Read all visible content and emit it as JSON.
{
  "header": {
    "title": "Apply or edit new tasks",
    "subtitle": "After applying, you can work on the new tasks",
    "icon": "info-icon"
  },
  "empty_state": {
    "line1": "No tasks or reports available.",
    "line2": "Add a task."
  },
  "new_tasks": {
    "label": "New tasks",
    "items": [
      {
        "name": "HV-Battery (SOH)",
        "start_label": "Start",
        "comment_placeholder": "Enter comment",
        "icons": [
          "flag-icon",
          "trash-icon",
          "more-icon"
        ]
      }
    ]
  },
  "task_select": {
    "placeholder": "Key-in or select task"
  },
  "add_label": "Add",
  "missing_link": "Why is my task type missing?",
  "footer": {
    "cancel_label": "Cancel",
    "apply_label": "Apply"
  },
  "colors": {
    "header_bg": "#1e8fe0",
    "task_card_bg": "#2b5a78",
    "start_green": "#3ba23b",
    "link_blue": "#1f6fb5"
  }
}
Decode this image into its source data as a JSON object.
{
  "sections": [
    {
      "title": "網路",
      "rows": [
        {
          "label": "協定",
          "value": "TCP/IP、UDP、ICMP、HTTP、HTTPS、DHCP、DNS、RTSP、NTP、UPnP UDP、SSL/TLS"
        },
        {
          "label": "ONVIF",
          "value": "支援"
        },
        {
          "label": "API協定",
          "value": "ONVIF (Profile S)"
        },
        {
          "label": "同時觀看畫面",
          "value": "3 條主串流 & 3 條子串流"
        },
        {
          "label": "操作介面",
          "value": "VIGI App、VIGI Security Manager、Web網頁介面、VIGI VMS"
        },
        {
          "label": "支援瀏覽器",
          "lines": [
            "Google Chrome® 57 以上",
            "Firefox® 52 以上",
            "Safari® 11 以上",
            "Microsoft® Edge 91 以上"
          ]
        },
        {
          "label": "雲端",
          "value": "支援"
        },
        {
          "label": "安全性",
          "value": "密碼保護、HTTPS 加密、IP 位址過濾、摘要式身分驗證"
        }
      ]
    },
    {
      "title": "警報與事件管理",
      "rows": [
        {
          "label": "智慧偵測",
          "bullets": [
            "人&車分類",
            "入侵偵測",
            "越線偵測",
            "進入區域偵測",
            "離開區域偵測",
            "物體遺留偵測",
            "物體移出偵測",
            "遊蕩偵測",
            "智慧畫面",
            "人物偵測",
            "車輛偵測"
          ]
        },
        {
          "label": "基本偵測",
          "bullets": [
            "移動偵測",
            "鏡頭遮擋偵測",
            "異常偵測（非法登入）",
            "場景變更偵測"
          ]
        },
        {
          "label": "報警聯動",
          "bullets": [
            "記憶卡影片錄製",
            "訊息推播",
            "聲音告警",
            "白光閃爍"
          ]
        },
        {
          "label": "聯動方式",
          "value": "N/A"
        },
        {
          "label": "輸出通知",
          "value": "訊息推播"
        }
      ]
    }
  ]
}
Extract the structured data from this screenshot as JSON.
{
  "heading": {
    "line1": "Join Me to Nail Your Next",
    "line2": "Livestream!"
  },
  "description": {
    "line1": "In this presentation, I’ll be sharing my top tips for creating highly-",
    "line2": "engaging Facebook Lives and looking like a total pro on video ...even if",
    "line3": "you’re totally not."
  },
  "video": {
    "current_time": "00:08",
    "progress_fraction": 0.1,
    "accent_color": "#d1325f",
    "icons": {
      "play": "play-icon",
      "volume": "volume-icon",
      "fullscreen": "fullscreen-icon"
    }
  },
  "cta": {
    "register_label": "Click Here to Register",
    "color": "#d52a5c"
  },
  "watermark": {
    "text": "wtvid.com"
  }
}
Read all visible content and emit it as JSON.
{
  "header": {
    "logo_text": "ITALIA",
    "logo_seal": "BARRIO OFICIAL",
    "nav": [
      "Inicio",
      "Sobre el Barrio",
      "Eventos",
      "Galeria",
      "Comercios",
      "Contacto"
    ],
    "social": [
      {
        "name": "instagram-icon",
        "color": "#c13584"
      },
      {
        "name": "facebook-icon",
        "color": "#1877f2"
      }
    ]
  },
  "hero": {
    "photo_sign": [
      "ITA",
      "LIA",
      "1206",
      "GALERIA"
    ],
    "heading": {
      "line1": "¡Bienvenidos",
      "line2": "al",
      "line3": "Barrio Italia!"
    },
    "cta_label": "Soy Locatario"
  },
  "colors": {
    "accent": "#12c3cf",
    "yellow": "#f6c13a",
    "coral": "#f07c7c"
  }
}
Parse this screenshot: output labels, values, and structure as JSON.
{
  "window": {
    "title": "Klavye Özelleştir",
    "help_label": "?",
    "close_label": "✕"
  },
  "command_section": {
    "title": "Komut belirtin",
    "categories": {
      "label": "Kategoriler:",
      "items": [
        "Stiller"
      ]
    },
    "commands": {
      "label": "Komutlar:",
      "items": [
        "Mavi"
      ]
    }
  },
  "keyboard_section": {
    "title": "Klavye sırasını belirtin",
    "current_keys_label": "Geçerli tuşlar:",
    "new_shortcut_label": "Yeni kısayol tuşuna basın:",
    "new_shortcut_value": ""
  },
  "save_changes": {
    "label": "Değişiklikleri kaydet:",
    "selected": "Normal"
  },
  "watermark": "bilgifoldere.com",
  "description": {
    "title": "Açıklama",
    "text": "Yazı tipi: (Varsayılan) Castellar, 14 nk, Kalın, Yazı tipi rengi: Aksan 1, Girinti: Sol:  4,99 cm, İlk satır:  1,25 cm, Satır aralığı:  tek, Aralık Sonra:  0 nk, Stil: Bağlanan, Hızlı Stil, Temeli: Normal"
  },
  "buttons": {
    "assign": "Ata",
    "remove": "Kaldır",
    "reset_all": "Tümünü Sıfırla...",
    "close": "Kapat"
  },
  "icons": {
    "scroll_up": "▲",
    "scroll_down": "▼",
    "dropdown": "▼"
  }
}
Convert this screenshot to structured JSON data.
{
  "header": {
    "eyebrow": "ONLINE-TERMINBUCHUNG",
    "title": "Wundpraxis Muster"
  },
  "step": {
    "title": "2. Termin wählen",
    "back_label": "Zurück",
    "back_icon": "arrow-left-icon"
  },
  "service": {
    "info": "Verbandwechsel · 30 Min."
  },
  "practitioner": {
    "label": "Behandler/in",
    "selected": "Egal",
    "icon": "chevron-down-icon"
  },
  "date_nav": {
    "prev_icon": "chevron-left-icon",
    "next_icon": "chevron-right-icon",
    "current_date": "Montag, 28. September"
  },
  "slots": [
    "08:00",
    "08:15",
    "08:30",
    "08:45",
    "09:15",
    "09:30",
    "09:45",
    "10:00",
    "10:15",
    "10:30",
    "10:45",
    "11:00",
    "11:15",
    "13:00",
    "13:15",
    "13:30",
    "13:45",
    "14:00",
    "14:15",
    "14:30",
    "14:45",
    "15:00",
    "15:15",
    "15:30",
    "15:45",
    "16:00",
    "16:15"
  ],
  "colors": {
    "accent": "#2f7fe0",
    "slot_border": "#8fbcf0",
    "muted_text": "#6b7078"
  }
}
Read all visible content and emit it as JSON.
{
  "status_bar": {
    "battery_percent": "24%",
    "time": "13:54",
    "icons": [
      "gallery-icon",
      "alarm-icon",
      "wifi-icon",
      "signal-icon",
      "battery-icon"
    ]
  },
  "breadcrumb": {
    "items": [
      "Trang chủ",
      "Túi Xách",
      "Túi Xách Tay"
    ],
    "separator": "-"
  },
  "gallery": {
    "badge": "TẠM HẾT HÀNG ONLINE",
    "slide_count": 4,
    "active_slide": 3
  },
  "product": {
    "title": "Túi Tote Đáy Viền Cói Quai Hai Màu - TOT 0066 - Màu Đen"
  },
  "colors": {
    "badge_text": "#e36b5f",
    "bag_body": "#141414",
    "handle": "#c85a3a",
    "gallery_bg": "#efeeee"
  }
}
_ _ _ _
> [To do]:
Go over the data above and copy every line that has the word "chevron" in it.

> [Written response]:
    "icon": "chevron-down-icon"
    "prev_icon": "chevron-left-icon",
    "next_icon": "chevron-right-icon",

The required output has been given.